Average core frequency (base frequency + X); CPU temp.

Intel Core i5-10210U (15W TDP) 0:02 – 0:10 sec 0:15 – 0:30 sec 10:00 – 15:00 min
Lenovo ThinkPad T15 3.45 GHz (B+116%) @ 91°C 2.74 GHz (B+71%) @ 87°C 2.51 GHz (B+57%) @ 87°C
Lenovo ThinkPad L15 3.17 GHz (B+98%) @ 95°C 2.73 GHz (B+71%) @ 97°C 2.04 GHz (B+28%) @ 80°C
HP Probook 450 G7 2.54 GHz (B+59%) @ 59°C 2.12 GHz (B+33%) @ 67°C 1.81 GHz (B+13%) @ 72°C
Lenovo ThinkBook 15-IML 3.08 GHz (B+93%) @ 73°C 3.00 GHz (B+88%) @ 82°C 2.55 GHz (B+59%) @ 80°C
Lenovo ThinkPad L13 3.04 GHz (B+90%) @ 97°C 2.10 GHz (B+31%) @ 97°C 2.12 GHz (B+33%) @ 79°C
ASUS ZenBook Duo UX481 3.26 GHz (B+104%) @ 94°C 2.77 GHz (B+73%) @ 98°C 2.06 GHz (B+29%) @ 71°C
Dell Vostro 5590 3.50 GHz (B+119%) @ 94°C 2.68 GHz (B+68%) @ 97°C 2.36 GHz (B+48%) @ 79°C
Lenovo Yoga C740 (14) 3.09 GHz (B+93%) @ 96°C 2.66 GHz (B+66%) @ 97°C 1.96 GHz (B+23%) @ 71°C

In contrast to the more budget ThinkPad L15, the T15 manages quite higher frequencies throughout the entire test. Of course, this results in slightly higher temperatures, but we feel that this is inevitable, given the similarities between the two cooling solutions.

Comfort during full load

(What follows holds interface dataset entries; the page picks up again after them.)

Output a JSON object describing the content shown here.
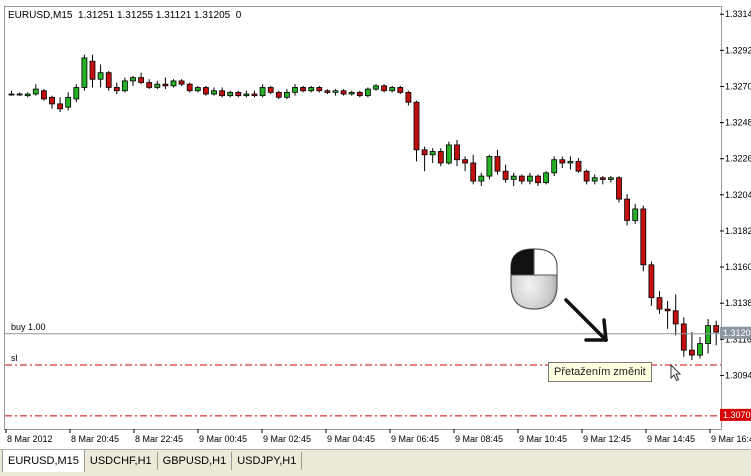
{
  "chart_data": {
    "type": "candlestick",
    "title": "EURUSD,M15  1.31251 1.31255 1.31121 1.31205  0",
    "symbol": "EURUSD",
    "timeframe": "M15",
    "ohlc_info": "1.31251 1.31255 1.31121 1.31205  0",
    "price_ticks": [
      "1.3314",
      "1.3292",
      "1.3270",
      "1.3248",
      "1.3226",
      "1.3204",
      "1.3182",
      "1.3160",
      "1.3138",
      "1.3116",
      "1.3094"
    ],
    "ylim": [
      1.3062,
      1.3319
    ],
    "time_ticks": [
      "8 Mar 2012",
      "8 Mar 20:45",
      "8 Mar 22:45",
      "9 Mar 00:45",
      "9 Mar 02:45",
      "9 Mar 04:45",
      "9 Mar 06:45",
      "9 Mar 08:45",
      "9 Mar 10:45",
      "9 Mar 12:45",
      "9 Mar 14:45",
      "9 Mar 16:45"
    ],
    "candles": [
      [
        1.3266,
        1.3268,
        1.3265,
        1.3266
      ],
      [
        1.3266,
        1.3267,
        1.3265,
        1.3266
      ],
      [
        1.3265,
        1.3267,
        1.3264,
        1.3266
      ],
      [
        1.3266,
        1.3272,
        1.3265,
        1.3269
      ],
      [
        1.3268,
        1.3269,
        1.3262,
        1.3263
      ],
      [
        1.3264,
        1.3265,
        1.3257,
        1.326
      ],
      [
        1.326,
        1.3264,
        1.3255,
        1.3257
      ],
      [
        1.3258,
        1.3267,
        1.3256,
        1.3264
      ],
      [
        1.3263,
        1.3272,
        1.3261,
        1.327
      ],
      [
        1.327,
        1.329,
        1.3268,
        1.3288
      ],
      [
        1.3286,
        1.329,
        1.327,
        1.3275
      ],
      [
        1.3275,
        1.3284,
        1.327,
        1.3279
      ],
      [
        1.3279,
        1.328,
        1.3268,
        1.327
      ],
      [
        1.327,
        1.3273,
        1.3266,
        1.3268
      ],
      [
        1.3268,
        1.3276,
        1.3267,
        1.3274
      ],
      [
        1.3274,
        1.3277,
        1.3271,
        1.3276
      ],
      [
        1.3276,
        1.3279,
        1.3272,
        1.3273
      ],
      [
        1.3273,
        1.3275,
        1.3269,
        1.327
      ],
      [
        1.327,
        1.3274,
        1.3269,
        1.3272
      ],
      [
        1.3272,
        1.3276,
        1.3269,
        1.3271
      ],
      [
        1.3271,
        1.3275,
        1.327,
        1.3274
      ],
      [
        1.3274,
        1.3275,
        1.3271,
        1.3272
      ],
      [
        1.3272,
        1.3273,
        1.3267,
        1.3268
      ],
      [
        1.3268,
        1.3271,
        1.3267,
        1.327
      ],
      [
        1.327,
        1.3271,
        1.3265,
        1.3266
      ],
      [
        1.3266,
        1.327,
        1.3265,
        1.3268
      ],
      [
        1.3268,
        1.327,
        1.3264,
        1.3265
      ],
      [
        1.3265,
        1.3268,
        1.3264,
        1.3267
      ],
      [
        1.3267,
        1.3268,
        1.3264,
        1.3265
      ],
      [
        1.3265,
        1.3268,
        1.3264,
        1.3266
      ],
      [
        1.3266,
        1.3268,
        1.3264,
        1.3265
      ],
      [
        1.3265,
        1.3272,
        1.3264,
        1.327
      ],
      [
        1.327,
        1.3271,
        1.3266,
        1.3267
      ],
      [
        1.3267,
        1.3268,
        1.3263,
        1.3264
      ],
      [
        1.3264,
        1.3269,
        1.3263,
        1.3267
      ],
      [
        1.3267,
        1.3272,
        1.3265,
        1.327
      ],
      [
        1.327,
        1.3271,
        1.3267,
        1.3268
      ],
      [
        1.3268,
        1.3271,
        1.3267,
        1.327
      ],
      [
        1.327,
        1.3271,
        1.3267,
        1.3268
      ],
      [
        1.3268,
        1.3269,
        1.3266,
        1.3267
      ],
      [
        1.3267,
        1.3269,
        1.3265,
        1.3268
      ],
      [
        1.3268,
        1.3269,
        1.3265,
        1.3266
      ],
      [
        1.3266,
        1.3268,
        1.3265,
        1.3267
      ],
      [
        1.3267,
        1.3268,
        1.3264,
        1.3265
      ],
      [
        1.3265,
        1.327,
        1.3264,
        1.3269
      ],
      [
        1.3269,
        1.3272,
        1.3268,
        1.3271
      ],
      [
        1.3271,
        1.3272,
        1.3267,
        1.3268
      ],
      [
        1.3268,
        1.3271,
        1.3267,
        1.327
      ],
      [
        1.327,
        1.3271,
        1.3266,
        1.3267
      ],
      [
        1.3267,
        1.3268,
        1.3259,
        1.3261
      ],
      [
        1.3261,
        1.3262,
        1.3225,
        1.3232
      ],
      [
        1.3232,
        1.3234,
        1.3219,
        1.3229
      ],
      [
        1.3229,
        1.3233,
        1.3224,
        1.3231
      ],
      [
        1.3231,
        1.3233,
        1.3222,
        1.3224
      ],
      [
        1.3224,
        1.3237,
        1.3223,
        1.3235
      ],
      [
        1.3235,
        1.3238,
        1.3222,
        1.3226
      ],
      [
        1.3226,
        1.3228,
        1.3219,
        1.3224
      ],
      [
        1.3224,
        1.3229,
        1.3211,
        1.3213
      ],
      [
        1.3213,
        1.3218,
        1.321,
        1.3216
      ],
      [
        1.3216,
        1.3229,
        1.3214,
        1.3228
      ],
      [
        1.3228,
        1.3232,
        1.3217,
        1.3219
      ],
      [
        1.3219,
        1.3223,
        1.3212,
        1.3214
      ],
      [
        1.3214,
        1.3218,
        1.321,
        1.3216
      ],
      [
        1.3216,
        1.3217,
        1.3211,
        1.3213
      ],
      [
        1.3213,
        1.3218,
        1.3211,
        1.3216
      ],
      [
        1.3216,
        1.3217,
        1.321,
        1.3212
      ],
      [
        1.3212,
        1.3219,
        1.3211,
        1.3218
      ],
      [
        1.3218,
        1.3228,
        1.3216,
        1.3226
      ],
      [
        1.3226,
        1.3228,
        1.3221,
        1.3224
      ],
      [
        1.3224,
        1.3228,
        1.322,
        1.3225
      ],
      [
        1.3225,
        1.3227,
        1.3218,
        1.3219
      ],
      [
        1.3219,
        1.322,
        1.3211,
        1.3213
      ],
      [
        1.3213,
        1.3217,
        1.3211,
        1.3215
      ],
      [
        1.3215,
        1.3216,
        1.3211,
        1.3214
      ],
      [
        1.3214,
        1.3216,
        1.3212,
        1.3215
      ],
      [
        1.3215,
        1.3216,
        1.32,
        1.3202
      ],
      [
        1.3202,
        1.3205,
        1.3186,
        1.3189
      ],
      [
        1.3189,
        1.3199,
        1.3187,
        1.3196
      ],
      [
        1.3196,
        1.3198,
        1.3158,
        1.3162
      ],
      [
        1.3162,
        1.3164,
        1.3137,
        1.3142
      ],
      [
        1.3142,
        1.3146,
        1.3132,
        1.3135
      ],
      [
        1.3135,
        1.314,
        1.3123,
        1.3134
      ],
      [
        1.3134,
        1.3144,
        1.3119,
        1.3126
      ],
      [
        1.3126,
        1.313,
        1.3106,
        1.311
      ],
      [
        1.311,
        1.3121,
        1.3104,
        1.3107
      ],
      [
        1.3107,
        1.3118,
        1.3105,
        1.3114
      ],
      [
        1.3114,
        1.3129,
        1.3108,
        1.3125
      ],
      [
        1.3125,
        1.3128,
        1.3113,
        1.3121
      ]
    ],
    "lines": {
      "buy": {
        "label": "buy 1.00",
        "price": 1.312,
        "axis_label": "1.3120",
        "color": "#8a96a2"
      },
      "sl": {
        "label": "sl",
        "price": 1.3101,
        "color": "#d40000"
      },
      "tp": {
        "price": 1.307,
        "axis_label": "1.3070",
        "color": "#d40000"
      }
    },
    "colors": {
      "bull": "#25b025",
      "bear": "#c21010",
      "outline": "#000000",
      "sl_line": "#d40000"
    }
  },
  "tooltip": {
    "text": "Přetažením změnit"
  },
  "icons": {
    "mouse": "mouse-left-button-icon",
    "arrow": "drag-arrow-icon",
    "cursor": "mouse-pointer-icon"
  },
  "tabs": [
    {
      "label": "EURUSD,M15",
      "active": true
    },
    {
      "label": "USDCHF,H1",
      "active": false
    },
    {
      "label": "GBPUSD,H1",
      "active": false
    },
    {
      "label": "USDJPY,H1",
      "active": false
    }
  ]
}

The notebook isn’t terribly loud under heavy load, and the temperature on the keyboard reaches around 42C.


As you can imagine, this notebook is not particularly cheap. After all, we are talking about materials that include glass fiber and magnesium alloy. Plus, you have the option of LTE connectivity and you have a significantly larger battery than that of the ThinkPad L15 for instance. Ultimately, this gives the users around 11 hours of Web browsing and 12 hours and a half of video playback away from the plug.

Its display has an IPS panel with a Full HD resolution, comfortable viewing angles, and good contrast ratio. Thankfully, its backlight doesn’t flicker, but on the downside, it covers only half of the colors of the sRGB gamut. However, this perfectly describes a typical office display.

What is not typical, however, is the inclusion of an IR face recognition system and a fingerprint reader. Also, the Thunderbolt connectivity allows the connection of fast eGPUs or more appropriately on this occasion – docking stations. And with the Smart card, you can have an extra level of authentication for you or your employees.

All of that sounds great, but we still have to mention the fact that this notebook is incredibly similar to its predecessor – the ThinkPad T590. In fact, the only difference is the processor family. This means two things – don’t upgrade if you have the older model, and don’t be afraid to go for this one, should you come from a totally different device lineup.

In general, we would still consider the great spill-resistant keyboard and the industrial look to be some of the strong points of this business machine, but we would love to hear what you think about it. Would you buy this notebook? And do you think that some manufacturers are getting lazy with some of their “new” devices”?


  • Great spill-resistant backlit keyboard
  • Good battery life
  • A bunch of security features
  • Thunderbolt support
  • Optional LTE card
  • Doesn’t use PWM to adjust screen brightness (AUO B156HAN02.1)
  • There are premium materials in the build


  • Price is growing rapidly with the higher specs
  • A carbon copy of its predecessor (the ThinkPad T590)
  • Covers only 54 of sRGB (AUO B156HAN02.1)

You can check the prices and configurations in our Specs System:


ALSO READ  Walmart Overpowered 17+ laptop review: underwhelming


Please enter your comment!
Please enter your name here